Before too many years had passed she learned to live on the ranch, raise her family and have meals on the table for five or six hungry hands. "She was successful at whatever she did," Moore said.

Moore's father also had some ranches in the Sulphur Springs Valley but Moore said the Rafter X in Rucker Canyon was his favorite. That was the one he knew. "It's always been an independent life and I liked that," Moore said. "I never have worked for anybody else and I just don't know if I'd like it or not." He was only away from the Rafter X for one year, in the early 1950's when he leased a ranch in Arkansas. "I guess that's about the only time I worked outside of the state of Arizona."

He remembers being in school and just sitting there, looking out the window, thinking of the ranch and dreaming about being a cowboy. "Sometimes looking out the window and dreaming got me in hot water," he said.

Moore credits his success in ranching to determination and hard work. "Every day is made up of hard work and long hours," Moore said, "and you have to have devotion to the occupation."

Moore says that ranch life has changed since he first started out, but he says it hasn't changed that much on day-to-day needs. "There had to be changes just to survive," he said. "For example, we used to ride everywhere on horses. Now we have horse trailers and haul them to where we want to go and then get them out and ride."

The head count of Moore's cattle varied through the years but he usually had around 500 head on the ranch. His father was a strong Hereford man, but when he began running the ranch, he went into a cross-breed.

Moore said he was kind of looking forward to his retirement, when he moved into town in 1980, but he knew that he'd miss the ranch. However, shortly after retiring, he suffered an injury while bringing some cattle through a gate. He was knocked down and trampled and the recovery process was a lengthy one. "That was the only serious injury I've had through all the years on the ranch," he said. "And it's strange because a very similar injury occurred with my father right after he retired."

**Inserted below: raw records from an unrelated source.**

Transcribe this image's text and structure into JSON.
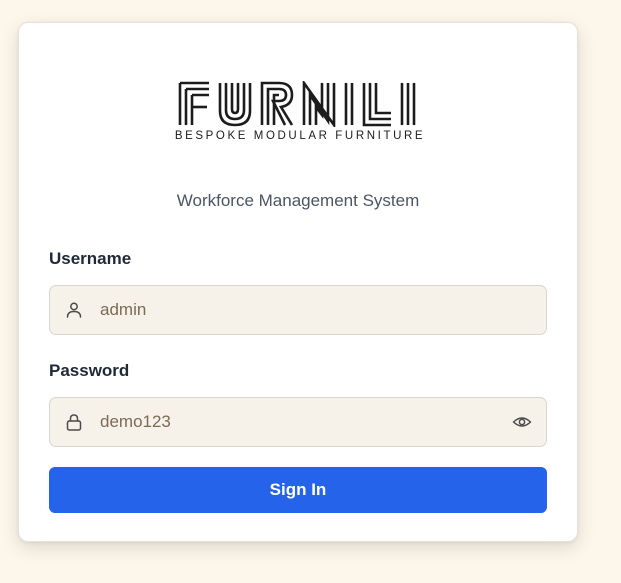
{
  "brand": {
    "name": "FURNILI",
    "tagline": "BESPOKE MODULAR FURNITURE"
  },
  "subtitle": "Workforce Management System",
  "username": {
    "label": "Username",
    "value": "admin",
    "icon": "user-icon"
  },
  "password": {
    "label": "Password",
    "value": "demo123",
    "icon": "lock-icon",
    "toggle_icon": "eye-icon"
  },
  "submit": {
    "label": "Sign In"
  },
  "colors": {
    "background": "#fdf6ea",
    "input_bg": "#f6f1e9",
    "accent": "#2563eb"
  }
}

Moore spends most of this time in town now. "I just don't get out to the ranch much anymore," he said. But he keeps on top of what's going on through his son, Larry, Jr. He also has a daughter, Michelle, who is a stewardess with American Airlines and a son, Pete, who works for a television cable company.

Moore said that he and his wife, Susie, enjoy living in Willcox, and that he hasn't found the town life to be so bad. "I look at Willcox as a real cowboy town," he said, "and that's one reason I decided to move here from the ranch. I knew the people and this particular change of lifestyle made me comfortable." Moore took up golf after leaving the ranch and says it's something he does mostly for relaxation and enjoyment. "But I'll bet my father would turn over in his grave if he could see me playing golf," he said.

Moore says he believes there are fewer and fewer cowboys all the time, mainly because life in the city is so much easier. "But I think the cowboys today have the same qualities that made them what they were a long time ago," he said. "Times may have changed and the methods of today may be more modern, but I believe today's young cowboys have the same integrity and honesty as the ones who first laid claim to the title. That's something they've got to have or they could never make it."

Larry Moore died August 24,1992 at the age of 75.